3. Disney Vacation Club
Disney Vacation Club launched in 1991 as vacation timeshare program. Members purchase a one-time real estate interest in a Disney Vacation Club Resort and afterward pay annual dues. The Vacation Club resort, the first of Disney’s timeshare options, was renamed Old Key West Resort in 1996. In 2016, Disney Vacation Club Members can choose from any of the Deluxe hotels.
2. Shades of Green
What is now called Shades of Green was originally the Golf Resort, as it is located in the middle of the Palm and Magnolia Golf courses, and was owned and operated by Walt Disney World. The Golf Resort was renamed The Disney Inn in 1986, and many rooms got a Snow White theme in an effort to appeal to more visitors. Ten years later, the United States Department of Defense bought the hotel to use as part of its Morale, Welfare, and Recreation program. Today, Shades of Green is open only to eligible military personnel and their families.
1. Ticket Pricing
Walt Disney World tickets are in the news because of the new tiered pricing system. But it’s not the first time tickets have changed. When the park opened tickets were pay-per-use. Guests bought ticket books with tickets for attractions classified as A-E. “E ticket” attractions were the headliners, e.g. Space Mountain, and is a term still used even though the ticket pricing changed. The ticket books fell by the wayside by the 1980s in favor of a single admission ticket.

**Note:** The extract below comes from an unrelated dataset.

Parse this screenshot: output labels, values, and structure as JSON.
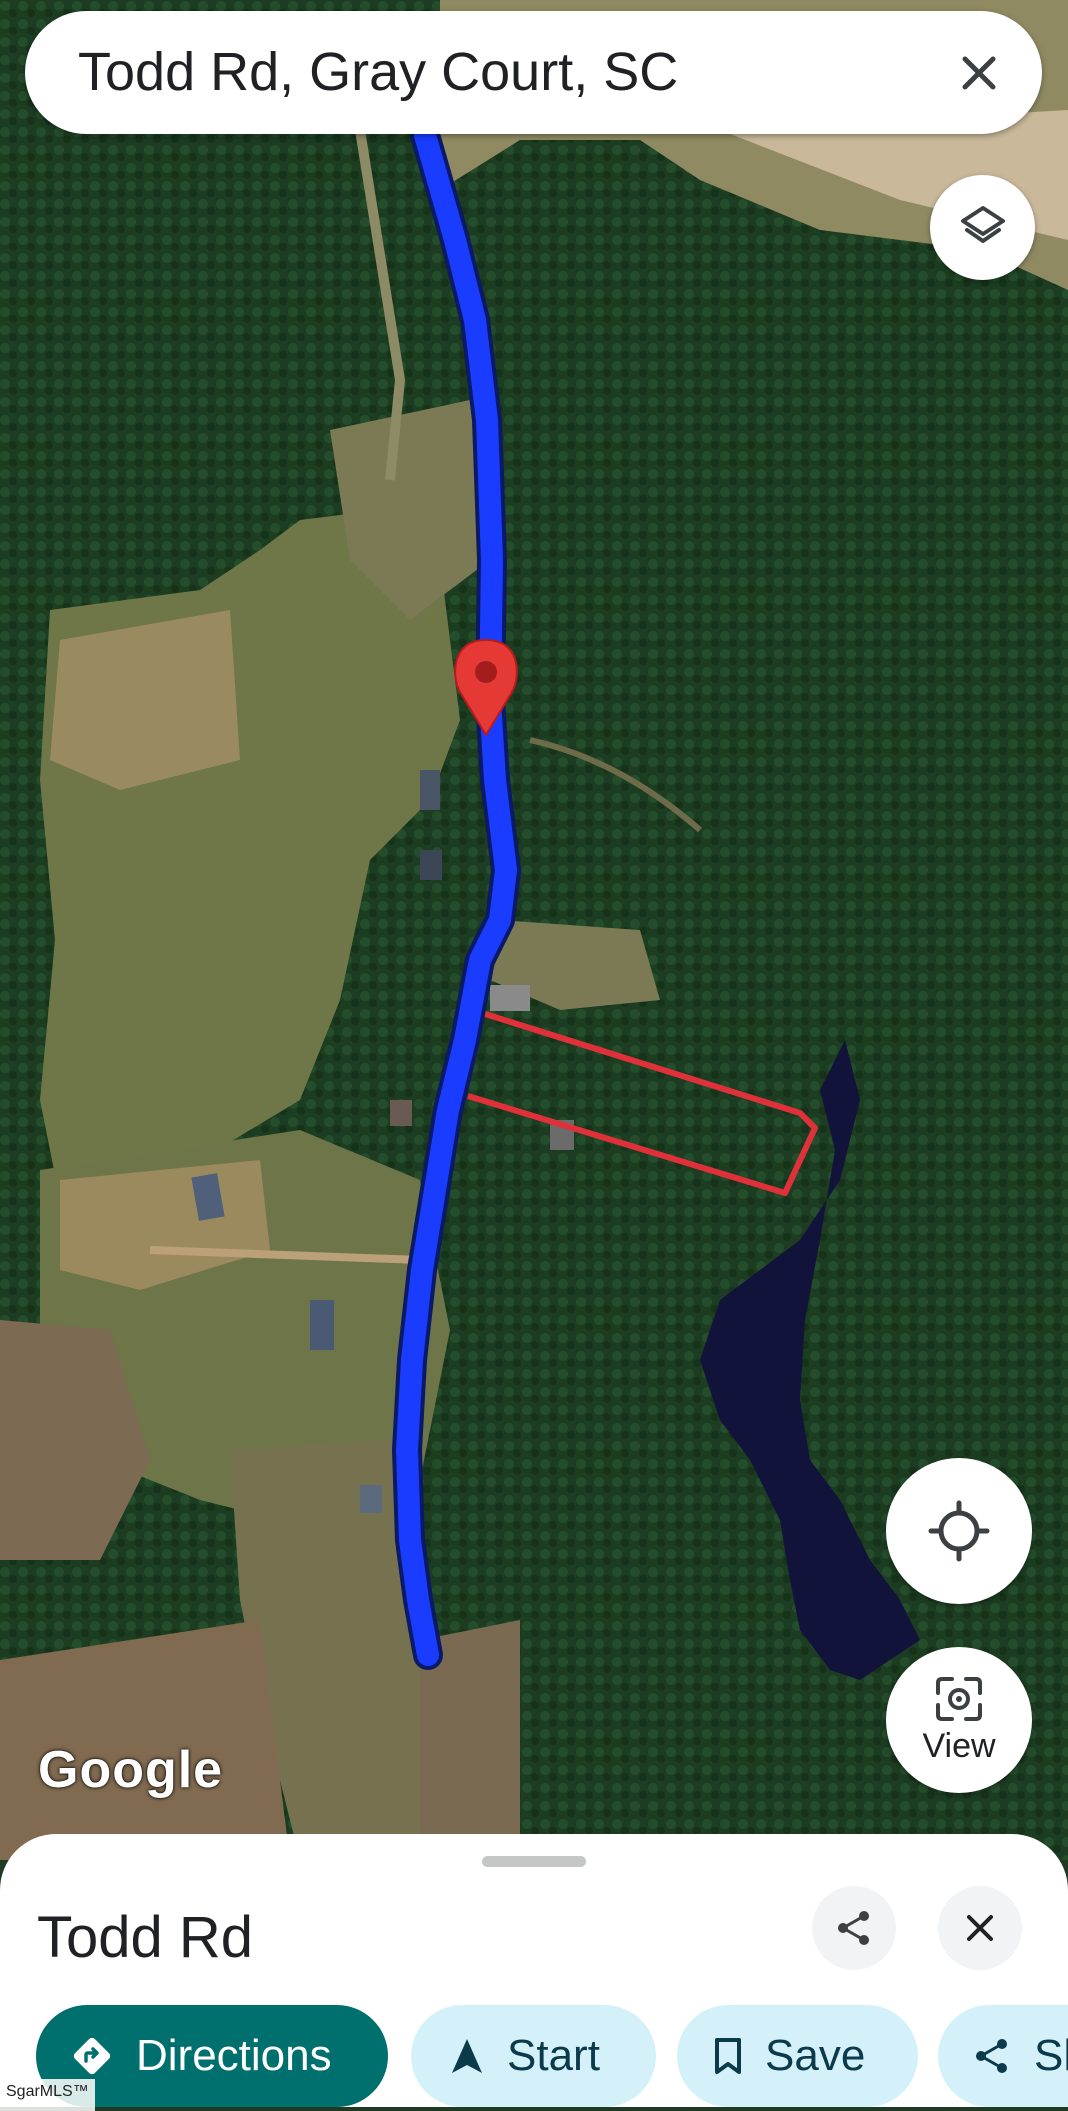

Walt Disney said that Disneyland would never stop changing, that it would always be improving. That is certainly the case for Walt Disney World! What are your favorite changes in the resort? Let us know!